Several parents in Bandung appeared supportive of the program dubbed ‘chickenization.’”It’s good to increase the discipline of children. Caring for trees is better than playing with cell phones,” local parent Elis Puri said to CNN.

The children themselves are just as excited, local accounts for the program showed off several plans that all the kids had for the baby chicks. Some said they would like to begin breeding chickens in general to create a constant source of eggs and protein for his family, others had a little more morbid of a plan and want to raise the chick until they’re big enough to eat. At least they have a solid plan for raising the babies.  

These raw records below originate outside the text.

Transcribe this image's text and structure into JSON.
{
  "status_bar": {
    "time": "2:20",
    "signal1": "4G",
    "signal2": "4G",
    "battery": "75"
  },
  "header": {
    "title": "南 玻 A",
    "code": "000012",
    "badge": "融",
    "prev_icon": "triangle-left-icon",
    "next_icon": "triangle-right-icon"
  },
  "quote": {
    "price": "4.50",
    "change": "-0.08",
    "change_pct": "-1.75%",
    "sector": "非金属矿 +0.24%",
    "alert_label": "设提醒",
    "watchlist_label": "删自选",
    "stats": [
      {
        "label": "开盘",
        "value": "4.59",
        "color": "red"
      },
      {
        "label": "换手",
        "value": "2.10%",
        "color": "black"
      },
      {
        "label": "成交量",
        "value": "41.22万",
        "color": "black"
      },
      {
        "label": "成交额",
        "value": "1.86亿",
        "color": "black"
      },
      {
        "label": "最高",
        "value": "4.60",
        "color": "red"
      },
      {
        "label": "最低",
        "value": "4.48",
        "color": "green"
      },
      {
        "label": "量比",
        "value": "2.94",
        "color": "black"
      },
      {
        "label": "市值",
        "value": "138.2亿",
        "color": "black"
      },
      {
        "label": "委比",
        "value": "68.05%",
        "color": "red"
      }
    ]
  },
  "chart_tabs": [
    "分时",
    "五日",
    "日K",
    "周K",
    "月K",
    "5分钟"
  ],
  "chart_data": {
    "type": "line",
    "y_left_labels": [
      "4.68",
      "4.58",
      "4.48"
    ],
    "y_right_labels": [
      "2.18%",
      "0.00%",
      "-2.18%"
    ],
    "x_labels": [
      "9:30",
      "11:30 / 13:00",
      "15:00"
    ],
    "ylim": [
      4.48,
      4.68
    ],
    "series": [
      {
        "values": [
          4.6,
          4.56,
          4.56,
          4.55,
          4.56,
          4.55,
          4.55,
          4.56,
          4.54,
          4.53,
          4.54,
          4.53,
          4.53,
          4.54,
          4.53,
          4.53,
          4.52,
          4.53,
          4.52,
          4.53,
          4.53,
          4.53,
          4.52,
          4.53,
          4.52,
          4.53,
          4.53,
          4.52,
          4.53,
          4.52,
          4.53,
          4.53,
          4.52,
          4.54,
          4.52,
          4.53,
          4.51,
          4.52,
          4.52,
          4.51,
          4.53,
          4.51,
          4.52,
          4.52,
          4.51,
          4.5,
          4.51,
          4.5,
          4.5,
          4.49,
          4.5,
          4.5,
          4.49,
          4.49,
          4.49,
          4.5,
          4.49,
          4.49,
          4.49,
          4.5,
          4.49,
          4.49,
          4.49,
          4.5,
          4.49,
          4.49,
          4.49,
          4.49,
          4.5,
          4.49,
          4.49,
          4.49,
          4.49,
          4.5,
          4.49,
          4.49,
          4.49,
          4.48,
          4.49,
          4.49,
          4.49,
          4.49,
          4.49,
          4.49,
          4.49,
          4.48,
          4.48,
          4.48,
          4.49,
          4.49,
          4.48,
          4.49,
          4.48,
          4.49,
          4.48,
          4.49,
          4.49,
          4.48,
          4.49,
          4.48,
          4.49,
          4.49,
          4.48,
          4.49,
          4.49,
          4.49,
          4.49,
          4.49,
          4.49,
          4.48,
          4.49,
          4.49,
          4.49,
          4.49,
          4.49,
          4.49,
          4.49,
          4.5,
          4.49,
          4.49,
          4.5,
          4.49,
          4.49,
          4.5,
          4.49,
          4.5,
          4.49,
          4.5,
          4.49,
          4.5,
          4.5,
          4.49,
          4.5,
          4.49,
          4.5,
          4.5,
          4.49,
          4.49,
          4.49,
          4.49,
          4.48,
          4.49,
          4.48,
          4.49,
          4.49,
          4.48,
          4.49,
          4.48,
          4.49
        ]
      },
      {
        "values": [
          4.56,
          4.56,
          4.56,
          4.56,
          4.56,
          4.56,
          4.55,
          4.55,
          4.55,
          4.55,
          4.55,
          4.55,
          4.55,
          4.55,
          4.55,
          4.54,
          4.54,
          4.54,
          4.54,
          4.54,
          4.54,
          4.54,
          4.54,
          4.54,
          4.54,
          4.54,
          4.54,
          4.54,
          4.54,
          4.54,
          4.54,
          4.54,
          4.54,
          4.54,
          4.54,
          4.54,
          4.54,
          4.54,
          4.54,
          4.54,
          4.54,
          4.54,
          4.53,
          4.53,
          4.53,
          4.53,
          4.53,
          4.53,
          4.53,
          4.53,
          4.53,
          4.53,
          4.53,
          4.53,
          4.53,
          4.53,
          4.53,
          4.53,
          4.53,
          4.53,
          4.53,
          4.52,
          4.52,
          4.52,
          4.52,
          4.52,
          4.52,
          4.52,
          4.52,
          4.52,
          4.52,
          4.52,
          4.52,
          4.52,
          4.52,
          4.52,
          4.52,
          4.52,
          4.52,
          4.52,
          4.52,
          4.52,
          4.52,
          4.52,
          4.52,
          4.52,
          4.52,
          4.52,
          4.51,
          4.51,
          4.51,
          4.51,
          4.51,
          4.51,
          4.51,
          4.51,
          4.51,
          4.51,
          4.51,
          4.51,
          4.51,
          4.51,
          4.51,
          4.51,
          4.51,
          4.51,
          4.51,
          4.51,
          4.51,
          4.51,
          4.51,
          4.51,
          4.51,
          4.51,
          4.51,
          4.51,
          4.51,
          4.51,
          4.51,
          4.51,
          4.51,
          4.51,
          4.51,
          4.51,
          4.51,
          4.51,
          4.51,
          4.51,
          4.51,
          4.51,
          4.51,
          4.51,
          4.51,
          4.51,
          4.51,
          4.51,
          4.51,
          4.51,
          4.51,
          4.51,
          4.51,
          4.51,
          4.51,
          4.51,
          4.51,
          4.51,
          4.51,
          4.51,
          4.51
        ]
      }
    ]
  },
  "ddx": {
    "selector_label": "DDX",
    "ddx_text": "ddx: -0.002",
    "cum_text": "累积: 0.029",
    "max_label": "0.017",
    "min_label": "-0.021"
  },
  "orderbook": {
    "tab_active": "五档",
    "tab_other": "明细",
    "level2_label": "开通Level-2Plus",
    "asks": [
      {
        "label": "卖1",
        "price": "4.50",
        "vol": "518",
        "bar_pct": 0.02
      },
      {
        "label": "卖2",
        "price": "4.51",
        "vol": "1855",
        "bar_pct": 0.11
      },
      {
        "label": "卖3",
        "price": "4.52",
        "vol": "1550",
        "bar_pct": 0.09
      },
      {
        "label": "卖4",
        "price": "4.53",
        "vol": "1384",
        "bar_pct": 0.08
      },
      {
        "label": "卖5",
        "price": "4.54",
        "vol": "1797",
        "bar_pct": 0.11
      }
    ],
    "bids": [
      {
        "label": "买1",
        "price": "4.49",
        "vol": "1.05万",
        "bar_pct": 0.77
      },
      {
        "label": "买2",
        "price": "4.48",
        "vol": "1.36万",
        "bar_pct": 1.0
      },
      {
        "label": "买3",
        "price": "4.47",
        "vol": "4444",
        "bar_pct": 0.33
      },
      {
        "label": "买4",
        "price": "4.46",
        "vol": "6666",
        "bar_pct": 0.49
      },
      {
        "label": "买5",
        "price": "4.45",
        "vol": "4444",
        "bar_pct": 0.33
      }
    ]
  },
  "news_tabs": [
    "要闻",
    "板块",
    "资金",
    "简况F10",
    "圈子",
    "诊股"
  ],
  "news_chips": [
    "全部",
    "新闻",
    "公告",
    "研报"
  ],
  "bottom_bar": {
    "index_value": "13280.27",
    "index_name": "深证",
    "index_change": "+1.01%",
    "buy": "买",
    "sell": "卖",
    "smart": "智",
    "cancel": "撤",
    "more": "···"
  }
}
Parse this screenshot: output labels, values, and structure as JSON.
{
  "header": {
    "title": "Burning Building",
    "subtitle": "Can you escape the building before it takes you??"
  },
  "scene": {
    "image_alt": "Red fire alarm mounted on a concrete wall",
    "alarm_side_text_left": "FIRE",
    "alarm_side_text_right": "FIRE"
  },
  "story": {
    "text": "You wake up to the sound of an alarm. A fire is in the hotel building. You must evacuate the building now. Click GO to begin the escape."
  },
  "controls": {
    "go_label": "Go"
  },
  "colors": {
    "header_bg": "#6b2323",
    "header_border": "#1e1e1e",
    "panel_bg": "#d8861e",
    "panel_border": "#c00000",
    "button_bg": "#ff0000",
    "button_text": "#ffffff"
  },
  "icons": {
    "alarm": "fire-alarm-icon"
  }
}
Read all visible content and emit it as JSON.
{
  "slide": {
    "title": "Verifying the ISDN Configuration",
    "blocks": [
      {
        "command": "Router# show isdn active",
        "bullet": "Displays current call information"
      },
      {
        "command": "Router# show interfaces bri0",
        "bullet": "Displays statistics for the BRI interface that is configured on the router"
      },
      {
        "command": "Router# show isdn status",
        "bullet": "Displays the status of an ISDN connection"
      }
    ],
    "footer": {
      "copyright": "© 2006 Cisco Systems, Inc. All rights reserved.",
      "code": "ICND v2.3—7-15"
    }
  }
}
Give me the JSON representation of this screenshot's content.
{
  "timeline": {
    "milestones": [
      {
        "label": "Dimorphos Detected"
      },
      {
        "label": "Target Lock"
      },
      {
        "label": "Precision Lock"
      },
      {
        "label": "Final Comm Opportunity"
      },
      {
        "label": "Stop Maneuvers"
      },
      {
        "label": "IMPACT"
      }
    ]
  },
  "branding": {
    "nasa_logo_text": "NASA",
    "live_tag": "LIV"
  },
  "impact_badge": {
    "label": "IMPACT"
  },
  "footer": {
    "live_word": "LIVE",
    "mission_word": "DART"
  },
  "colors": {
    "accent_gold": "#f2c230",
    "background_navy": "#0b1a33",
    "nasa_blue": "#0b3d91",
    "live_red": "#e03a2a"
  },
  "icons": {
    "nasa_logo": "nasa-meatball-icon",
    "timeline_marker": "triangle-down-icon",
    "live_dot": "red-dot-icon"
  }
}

Local government officials and school officials plan on monitoring the program for the next year. They plan on recording data on both how successful every child is at maintenance care for their pets and plants, as well as their average internet use in comparison to before the program was implemented into their lives.